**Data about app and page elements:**
================

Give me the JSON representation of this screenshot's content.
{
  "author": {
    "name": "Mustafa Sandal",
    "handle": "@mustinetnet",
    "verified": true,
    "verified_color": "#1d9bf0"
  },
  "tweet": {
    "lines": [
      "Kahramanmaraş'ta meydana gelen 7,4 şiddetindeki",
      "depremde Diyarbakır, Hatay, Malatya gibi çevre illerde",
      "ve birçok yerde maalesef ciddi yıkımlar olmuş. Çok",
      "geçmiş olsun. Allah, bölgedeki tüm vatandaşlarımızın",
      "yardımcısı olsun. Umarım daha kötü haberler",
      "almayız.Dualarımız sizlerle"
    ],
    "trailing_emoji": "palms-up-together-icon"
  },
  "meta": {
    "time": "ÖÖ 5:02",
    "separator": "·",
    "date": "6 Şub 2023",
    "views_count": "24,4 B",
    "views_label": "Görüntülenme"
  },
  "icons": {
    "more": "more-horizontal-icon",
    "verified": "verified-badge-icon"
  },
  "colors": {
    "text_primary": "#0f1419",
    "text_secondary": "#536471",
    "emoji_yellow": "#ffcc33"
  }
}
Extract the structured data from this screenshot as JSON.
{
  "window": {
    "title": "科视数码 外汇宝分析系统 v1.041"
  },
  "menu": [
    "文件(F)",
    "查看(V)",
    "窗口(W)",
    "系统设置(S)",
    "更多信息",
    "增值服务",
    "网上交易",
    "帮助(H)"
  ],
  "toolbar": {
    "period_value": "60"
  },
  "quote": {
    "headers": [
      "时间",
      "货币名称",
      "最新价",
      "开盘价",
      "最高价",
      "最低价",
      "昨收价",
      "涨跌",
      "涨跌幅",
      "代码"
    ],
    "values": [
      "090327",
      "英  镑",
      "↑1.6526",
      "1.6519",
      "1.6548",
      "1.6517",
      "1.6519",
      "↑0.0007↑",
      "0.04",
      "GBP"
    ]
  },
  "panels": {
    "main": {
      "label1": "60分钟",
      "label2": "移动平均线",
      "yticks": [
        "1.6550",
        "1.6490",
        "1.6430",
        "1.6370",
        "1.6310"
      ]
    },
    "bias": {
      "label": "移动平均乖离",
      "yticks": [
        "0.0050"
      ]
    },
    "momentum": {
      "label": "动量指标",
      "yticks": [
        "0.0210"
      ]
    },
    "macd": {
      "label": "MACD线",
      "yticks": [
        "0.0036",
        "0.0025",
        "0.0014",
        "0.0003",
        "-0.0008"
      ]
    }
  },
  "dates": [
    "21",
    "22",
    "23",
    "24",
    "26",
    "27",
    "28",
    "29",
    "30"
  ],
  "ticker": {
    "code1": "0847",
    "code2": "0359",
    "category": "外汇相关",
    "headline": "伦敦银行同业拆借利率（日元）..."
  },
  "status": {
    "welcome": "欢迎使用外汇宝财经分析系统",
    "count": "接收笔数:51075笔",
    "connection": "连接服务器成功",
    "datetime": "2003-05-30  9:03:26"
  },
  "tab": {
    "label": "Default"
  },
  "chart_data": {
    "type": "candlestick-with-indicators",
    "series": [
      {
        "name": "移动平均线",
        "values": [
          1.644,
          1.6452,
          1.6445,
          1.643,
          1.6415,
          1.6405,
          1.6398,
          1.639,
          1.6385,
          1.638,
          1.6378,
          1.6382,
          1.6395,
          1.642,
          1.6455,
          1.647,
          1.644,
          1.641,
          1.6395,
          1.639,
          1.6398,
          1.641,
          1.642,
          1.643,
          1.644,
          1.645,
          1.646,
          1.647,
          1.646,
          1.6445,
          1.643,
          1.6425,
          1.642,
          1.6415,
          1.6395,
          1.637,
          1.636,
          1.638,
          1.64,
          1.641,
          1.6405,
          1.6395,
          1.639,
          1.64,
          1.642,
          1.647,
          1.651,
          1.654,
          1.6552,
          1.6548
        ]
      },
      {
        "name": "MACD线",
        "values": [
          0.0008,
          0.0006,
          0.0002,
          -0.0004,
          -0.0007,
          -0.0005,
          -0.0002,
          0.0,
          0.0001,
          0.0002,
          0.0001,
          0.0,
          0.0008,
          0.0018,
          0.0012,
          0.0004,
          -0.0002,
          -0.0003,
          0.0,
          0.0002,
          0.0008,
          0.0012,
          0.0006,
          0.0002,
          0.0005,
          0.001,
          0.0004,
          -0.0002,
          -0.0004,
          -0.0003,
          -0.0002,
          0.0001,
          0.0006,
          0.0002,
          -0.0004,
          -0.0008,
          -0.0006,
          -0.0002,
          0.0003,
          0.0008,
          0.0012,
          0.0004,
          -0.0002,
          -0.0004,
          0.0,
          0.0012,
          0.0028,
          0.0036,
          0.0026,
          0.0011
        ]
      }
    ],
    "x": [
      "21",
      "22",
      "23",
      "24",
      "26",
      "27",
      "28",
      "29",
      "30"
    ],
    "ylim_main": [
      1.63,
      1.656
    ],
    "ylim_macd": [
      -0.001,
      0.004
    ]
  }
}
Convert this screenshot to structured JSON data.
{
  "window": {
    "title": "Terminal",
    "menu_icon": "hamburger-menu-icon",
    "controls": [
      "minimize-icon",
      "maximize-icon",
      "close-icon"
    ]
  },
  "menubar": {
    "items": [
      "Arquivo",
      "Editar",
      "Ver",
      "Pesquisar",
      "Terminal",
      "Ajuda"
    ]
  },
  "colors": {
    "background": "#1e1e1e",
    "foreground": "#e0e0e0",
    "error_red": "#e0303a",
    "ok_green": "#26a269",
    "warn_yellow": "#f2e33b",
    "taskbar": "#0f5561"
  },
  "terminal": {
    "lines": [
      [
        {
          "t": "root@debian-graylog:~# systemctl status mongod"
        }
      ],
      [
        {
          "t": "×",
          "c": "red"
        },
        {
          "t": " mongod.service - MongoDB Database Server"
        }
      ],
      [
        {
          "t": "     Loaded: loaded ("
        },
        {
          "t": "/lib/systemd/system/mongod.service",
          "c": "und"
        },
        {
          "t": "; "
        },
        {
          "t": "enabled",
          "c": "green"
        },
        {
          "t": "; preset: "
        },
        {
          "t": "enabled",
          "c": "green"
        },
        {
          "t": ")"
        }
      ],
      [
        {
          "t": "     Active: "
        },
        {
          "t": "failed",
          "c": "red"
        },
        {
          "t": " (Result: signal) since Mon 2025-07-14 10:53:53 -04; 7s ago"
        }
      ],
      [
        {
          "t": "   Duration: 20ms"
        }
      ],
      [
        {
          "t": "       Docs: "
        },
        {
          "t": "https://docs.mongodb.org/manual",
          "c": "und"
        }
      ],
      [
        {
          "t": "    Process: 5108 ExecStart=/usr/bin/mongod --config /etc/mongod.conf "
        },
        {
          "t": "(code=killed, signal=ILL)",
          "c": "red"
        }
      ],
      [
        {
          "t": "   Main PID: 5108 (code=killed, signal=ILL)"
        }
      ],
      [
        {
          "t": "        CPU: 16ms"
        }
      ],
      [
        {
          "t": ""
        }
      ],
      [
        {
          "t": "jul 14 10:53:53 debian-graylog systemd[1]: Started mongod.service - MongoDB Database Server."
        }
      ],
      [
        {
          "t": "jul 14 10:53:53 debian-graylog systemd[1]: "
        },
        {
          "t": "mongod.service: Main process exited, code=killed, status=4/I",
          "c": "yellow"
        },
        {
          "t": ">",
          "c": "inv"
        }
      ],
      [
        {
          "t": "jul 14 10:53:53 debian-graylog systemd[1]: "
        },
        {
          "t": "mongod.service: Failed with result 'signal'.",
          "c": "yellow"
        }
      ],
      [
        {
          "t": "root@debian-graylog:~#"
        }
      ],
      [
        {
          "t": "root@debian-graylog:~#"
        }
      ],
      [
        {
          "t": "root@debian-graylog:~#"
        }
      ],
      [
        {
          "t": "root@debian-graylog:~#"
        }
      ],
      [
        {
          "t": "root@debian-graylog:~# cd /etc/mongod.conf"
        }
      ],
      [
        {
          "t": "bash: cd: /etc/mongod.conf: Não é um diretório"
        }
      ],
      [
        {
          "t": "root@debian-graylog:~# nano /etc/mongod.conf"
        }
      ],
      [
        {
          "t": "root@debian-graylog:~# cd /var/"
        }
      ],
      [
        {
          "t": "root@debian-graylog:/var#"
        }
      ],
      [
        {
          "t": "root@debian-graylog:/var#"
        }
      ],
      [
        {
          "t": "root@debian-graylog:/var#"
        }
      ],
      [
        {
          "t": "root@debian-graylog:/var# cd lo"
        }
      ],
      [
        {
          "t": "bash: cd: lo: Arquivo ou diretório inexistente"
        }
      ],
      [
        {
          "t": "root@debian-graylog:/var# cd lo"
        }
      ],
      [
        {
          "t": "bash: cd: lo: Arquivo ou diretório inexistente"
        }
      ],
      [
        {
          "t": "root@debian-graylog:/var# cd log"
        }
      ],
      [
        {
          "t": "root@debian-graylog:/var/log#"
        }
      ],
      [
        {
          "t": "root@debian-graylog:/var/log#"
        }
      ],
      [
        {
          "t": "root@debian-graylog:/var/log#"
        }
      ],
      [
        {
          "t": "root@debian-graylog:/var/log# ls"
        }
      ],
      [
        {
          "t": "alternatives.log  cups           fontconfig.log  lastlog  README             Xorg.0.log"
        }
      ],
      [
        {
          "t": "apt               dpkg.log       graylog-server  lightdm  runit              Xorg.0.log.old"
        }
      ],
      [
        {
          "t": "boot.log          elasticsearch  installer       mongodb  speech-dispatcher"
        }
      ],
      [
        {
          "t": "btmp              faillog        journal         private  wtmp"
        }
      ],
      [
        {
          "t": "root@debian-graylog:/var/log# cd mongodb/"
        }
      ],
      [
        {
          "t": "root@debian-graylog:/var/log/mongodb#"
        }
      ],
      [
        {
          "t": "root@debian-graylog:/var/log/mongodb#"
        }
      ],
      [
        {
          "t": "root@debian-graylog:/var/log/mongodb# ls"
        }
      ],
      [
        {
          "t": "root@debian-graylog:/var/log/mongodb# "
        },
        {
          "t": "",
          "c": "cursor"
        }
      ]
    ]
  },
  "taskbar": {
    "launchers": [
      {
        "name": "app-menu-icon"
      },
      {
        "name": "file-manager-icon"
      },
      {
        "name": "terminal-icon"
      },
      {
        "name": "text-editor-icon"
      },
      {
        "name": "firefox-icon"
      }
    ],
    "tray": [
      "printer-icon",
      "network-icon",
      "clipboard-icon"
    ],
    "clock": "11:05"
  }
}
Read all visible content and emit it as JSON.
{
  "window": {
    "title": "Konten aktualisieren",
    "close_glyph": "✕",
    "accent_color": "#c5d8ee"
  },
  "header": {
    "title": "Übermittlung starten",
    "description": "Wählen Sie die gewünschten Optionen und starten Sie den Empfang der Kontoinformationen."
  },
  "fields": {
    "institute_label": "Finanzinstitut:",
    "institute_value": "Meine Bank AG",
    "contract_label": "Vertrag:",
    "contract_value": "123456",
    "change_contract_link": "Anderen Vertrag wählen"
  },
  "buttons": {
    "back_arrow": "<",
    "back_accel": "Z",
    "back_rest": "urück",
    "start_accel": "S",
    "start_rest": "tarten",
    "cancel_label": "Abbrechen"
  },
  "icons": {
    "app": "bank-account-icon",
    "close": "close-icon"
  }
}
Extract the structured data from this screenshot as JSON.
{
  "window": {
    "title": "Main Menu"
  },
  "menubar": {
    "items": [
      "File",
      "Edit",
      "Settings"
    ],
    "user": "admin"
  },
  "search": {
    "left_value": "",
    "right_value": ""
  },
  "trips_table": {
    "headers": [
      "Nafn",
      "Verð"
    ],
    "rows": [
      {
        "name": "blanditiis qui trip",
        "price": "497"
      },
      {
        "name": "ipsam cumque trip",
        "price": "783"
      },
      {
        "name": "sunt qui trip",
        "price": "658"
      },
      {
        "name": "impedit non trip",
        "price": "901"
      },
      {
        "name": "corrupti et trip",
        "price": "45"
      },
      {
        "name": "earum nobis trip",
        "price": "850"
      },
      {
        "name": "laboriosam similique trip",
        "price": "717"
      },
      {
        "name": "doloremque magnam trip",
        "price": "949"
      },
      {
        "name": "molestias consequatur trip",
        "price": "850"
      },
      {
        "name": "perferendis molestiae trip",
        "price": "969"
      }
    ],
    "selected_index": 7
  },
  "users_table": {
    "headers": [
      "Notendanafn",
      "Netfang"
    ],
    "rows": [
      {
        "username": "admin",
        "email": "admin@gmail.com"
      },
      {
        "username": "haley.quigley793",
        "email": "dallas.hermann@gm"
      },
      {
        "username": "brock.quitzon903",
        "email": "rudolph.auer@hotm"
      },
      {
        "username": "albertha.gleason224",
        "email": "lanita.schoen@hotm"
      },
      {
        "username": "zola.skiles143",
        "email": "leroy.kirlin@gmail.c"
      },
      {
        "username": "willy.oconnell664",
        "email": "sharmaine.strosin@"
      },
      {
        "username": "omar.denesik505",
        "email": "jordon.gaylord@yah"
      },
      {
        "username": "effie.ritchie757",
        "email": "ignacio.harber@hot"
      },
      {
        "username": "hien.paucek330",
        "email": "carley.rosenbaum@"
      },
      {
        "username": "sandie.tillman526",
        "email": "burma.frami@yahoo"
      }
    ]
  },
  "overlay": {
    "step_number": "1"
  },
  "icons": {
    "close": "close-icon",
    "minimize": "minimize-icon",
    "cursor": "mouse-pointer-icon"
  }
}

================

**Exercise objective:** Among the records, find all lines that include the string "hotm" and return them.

**Response to this exercise:**
        "email": "rudolph.auer@hotm"
        "email": "lanita.schoen@hotm"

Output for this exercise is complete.